Here are some easy recipes that kids can make:
- English Muffin Pizzas
- Hawaiian Haystacks
- Faux Fettucine
- Lemon Basil Pasta
- Pink Fluff
- Orange Julius Smoothies
- Brown Sugar Banana Smoothies
- Meyer Lemonade
You can also incorporate open-ended play into your child’s summer schedule.
These are activities that require your child to use their creativity and imagination.
You can achieve this by using creative toys like a doll house, activity centers, and sports toys.
Or you can use non-toy items like:
- Dress up clothes
- Mud kitchens
- Magnet or paper dolls
- Cardboard boxes
At-Home Summer Camp Ideas
Kids may not always be excited about learning activities, but if you frame it as summer camp at home, they’ll likely be way more engaged.
You can integrate any of the fun activities above into an at-home summer camp for your kids that follows your daily and weekly schedule.
To create a summer camp experience, you can:
- Come up with a camp name and motto
- Create a camp flag
- Set up tents in your kids’ bedrooms or the backyard
You can also make camp foods like:
- Hobo dinners (foil dinners)
- Dutch oven dinners
- Grilled burgers and franks
And you can even create summer camp awards or merit badges for completing things like:
- Reading a certain number of books
- Running a mile
- Identifying animals and plants
- Learning different swim strokes
Kids always do better with structure and routine.
A predictable schedule not only provides a sense of security but also supports a child’s emotional development.
A summer schedule is a great way to help kids get the best out of their summer break while ensuring emotional and mental stability.
First, create a schedule that works well for both you and your children that you can easily stick to.
Next, make sure your children understand the schedule and what is expected of them each day. (A visual schedule or calendar is especially helpful for younger children.)
Once you create your schedule, do your best to stick to it! But, keep in mind, that things will not go according to plan 100% of the time.
Try to follow the 80/20 rule – as long as you keep to your schedule about 80% of the time, you’re doing great!
Summer bedtimes may differ depending on a child’s age, personal needs, and how early your family likes to wake up in the morning.
Here are some guidelines to keep in mind for your summer sleep schedule:
– Children ages 3-5 need 10 to 13 hours of sleep
– Children ages 6-13 need 9 to 11 hours of sleep
– Children ages 14-17 need 8 to 10 hours of sleep
Looking for more summertime ideas and tips?
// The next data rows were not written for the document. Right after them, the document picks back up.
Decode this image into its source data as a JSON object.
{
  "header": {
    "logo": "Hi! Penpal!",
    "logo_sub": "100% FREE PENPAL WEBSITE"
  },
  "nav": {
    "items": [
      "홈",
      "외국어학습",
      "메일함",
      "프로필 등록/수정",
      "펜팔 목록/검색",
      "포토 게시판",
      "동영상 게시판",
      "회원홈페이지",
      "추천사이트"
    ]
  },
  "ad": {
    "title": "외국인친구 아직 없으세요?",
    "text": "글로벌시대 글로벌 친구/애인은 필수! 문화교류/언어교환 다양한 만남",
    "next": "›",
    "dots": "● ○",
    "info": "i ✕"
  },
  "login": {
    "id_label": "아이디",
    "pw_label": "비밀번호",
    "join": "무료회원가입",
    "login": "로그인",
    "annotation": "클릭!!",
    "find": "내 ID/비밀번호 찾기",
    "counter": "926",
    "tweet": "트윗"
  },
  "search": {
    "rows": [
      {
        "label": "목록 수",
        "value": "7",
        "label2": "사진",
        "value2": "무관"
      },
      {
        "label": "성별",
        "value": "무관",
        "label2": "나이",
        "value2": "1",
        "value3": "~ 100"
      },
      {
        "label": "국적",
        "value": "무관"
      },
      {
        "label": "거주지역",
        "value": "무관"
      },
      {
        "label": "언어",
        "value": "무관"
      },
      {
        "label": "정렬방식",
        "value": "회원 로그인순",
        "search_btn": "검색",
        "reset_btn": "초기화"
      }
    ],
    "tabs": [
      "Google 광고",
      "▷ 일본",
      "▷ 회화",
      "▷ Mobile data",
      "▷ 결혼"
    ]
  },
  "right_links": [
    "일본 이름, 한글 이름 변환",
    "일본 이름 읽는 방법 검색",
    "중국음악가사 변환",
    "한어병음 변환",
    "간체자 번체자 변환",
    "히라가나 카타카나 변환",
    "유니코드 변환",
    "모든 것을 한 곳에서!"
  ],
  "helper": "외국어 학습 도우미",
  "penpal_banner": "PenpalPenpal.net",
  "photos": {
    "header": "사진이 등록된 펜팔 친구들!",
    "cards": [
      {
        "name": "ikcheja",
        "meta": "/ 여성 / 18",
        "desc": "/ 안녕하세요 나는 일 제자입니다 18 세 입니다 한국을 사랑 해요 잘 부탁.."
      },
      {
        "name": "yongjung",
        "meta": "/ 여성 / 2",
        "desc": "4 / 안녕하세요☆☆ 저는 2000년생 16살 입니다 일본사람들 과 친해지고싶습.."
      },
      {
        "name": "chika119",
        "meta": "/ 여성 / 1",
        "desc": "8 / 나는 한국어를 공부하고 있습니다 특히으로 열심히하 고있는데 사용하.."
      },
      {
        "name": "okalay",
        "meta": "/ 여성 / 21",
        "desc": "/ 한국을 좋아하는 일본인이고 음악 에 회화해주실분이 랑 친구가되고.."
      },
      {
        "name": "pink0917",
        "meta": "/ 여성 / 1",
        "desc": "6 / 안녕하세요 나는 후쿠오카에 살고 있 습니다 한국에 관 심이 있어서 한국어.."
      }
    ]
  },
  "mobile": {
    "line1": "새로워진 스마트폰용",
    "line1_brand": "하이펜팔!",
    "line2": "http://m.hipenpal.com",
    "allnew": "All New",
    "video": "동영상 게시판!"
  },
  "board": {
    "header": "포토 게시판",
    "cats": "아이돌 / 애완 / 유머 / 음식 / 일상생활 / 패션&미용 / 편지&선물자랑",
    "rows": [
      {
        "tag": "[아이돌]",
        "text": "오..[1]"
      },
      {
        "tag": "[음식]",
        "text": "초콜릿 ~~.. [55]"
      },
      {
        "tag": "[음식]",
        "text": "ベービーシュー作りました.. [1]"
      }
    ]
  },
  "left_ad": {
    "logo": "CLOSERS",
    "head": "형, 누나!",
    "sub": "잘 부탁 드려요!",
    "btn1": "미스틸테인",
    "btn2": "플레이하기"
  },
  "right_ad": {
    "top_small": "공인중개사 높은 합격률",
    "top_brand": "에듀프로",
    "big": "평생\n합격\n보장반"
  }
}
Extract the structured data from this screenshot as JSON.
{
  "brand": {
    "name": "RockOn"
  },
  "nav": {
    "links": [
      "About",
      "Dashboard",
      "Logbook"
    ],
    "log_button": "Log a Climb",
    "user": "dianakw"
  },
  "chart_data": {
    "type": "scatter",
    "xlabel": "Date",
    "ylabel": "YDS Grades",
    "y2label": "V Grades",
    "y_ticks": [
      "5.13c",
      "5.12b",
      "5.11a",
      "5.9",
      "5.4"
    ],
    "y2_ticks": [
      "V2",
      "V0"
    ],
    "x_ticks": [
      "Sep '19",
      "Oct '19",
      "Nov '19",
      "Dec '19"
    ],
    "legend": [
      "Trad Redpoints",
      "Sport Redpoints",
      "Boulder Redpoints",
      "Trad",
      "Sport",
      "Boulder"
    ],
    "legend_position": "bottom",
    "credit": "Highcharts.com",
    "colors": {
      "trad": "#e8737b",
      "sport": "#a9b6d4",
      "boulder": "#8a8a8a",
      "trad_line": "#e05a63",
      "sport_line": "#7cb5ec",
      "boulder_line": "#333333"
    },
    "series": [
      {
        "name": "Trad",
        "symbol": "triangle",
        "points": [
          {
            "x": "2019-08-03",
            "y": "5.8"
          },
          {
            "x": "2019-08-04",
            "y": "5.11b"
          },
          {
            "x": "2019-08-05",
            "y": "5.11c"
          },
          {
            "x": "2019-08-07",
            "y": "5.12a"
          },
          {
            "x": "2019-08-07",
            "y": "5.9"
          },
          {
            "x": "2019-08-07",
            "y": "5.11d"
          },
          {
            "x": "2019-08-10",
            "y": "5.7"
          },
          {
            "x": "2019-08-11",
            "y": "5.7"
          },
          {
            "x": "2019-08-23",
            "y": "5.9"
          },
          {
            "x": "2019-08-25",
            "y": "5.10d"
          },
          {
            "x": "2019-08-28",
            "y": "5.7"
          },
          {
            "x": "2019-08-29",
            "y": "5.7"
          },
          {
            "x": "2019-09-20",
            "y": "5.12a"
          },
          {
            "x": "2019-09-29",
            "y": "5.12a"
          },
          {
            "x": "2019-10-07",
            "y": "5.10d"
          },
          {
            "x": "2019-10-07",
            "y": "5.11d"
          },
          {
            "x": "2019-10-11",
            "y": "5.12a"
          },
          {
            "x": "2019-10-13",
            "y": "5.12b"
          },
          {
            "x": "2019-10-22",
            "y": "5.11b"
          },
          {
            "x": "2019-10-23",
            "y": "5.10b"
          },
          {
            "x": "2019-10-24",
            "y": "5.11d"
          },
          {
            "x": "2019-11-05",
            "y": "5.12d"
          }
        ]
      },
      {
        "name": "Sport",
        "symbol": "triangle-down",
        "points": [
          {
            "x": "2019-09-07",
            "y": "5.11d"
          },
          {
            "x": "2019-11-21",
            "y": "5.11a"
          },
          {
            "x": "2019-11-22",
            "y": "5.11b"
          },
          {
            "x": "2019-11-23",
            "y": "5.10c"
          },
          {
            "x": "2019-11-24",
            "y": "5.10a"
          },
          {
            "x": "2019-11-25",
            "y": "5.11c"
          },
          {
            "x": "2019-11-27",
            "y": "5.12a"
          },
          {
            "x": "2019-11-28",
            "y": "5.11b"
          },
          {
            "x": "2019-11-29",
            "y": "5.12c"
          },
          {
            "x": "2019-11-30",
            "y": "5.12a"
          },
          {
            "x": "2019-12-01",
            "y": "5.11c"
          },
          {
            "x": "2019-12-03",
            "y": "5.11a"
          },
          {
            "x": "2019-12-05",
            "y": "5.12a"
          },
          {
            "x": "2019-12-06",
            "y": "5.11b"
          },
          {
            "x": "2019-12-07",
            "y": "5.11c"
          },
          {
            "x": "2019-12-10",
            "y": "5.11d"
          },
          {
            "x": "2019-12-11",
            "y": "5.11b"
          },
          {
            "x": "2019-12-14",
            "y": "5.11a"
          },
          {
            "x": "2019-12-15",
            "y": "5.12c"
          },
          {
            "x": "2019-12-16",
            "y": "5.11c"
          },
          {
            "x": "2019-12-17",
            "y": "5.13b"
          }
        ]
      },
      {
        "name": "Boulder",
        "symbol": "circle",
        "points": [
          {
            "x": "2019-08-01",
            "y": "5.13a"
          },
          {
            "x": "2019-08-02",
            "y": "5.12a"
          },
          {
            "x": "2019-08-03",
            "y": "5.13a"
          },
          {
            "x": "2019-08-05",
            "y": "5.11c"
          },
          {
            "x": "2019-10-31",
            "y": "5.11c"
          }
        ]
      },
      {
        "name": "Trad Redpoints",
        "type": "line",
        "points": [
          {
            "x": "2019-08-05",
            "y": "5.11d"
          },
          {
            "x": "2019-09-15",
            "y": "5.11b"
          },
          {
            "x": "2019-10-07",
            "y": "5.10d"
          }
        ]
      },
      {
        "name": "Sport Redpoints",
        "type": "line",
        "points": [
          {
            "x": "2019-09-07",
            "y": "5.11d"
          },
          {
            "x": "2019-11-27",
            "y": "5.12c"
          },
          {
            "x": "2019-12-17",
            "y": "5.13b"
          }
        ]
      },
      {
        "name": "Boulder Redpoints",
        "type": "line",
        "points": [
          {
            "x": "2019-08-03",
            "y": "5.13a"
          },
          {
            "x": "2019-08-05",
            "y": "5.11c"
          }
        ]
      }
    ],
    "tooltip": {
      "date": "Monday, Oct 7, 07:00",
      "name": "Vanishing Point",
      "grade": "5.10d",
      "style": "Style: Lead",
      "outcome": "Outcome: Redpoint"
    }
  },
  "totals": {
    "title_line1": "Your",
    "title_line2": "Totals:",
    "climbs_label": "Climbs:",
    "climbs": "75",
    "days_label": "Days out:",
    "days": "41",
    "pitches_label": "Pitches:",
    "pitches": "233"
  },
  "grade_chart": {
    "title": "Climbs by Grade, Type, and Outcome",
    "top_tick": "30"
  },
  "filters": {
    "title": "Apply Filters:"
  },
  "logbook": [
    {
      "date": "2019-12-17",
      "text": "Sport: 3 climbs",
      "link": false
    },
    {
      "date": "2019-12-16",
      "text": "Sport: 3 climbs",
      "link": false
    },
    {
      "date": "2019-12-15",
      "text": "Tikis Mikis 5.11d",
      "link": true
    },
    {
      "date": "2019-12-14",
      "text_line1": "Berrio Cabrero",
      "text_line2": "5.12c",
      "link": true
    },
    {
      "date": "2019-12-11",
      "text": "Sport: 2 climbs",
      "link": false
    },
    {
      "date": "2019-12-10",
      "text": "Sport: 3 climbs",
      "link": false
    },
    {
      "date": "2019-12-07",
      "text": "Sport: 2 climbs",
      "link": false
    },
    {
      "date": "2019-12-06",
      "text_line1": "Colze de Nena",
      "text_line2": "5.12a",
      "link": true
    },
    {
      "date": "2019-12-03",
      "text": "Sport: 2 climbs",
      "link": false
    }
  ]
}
You’ll love these:
- 5 Fun At Home Activities to do with Kids This Summer
- How to Include Your Toddler In Outdoor Activities This Summer
- How to Introduce Your Toddler To Swimming This Summer
- Pool Safety Tips For Your Next Family Vacation
- Mommy and Me Workout at the Park
- Summer Family Picture Ideas
- What to Wear to Disneyland
- How to Save Money at Disneyland
What did you think of these fun summer schedule ideas? Let us know your thoughts in the comments!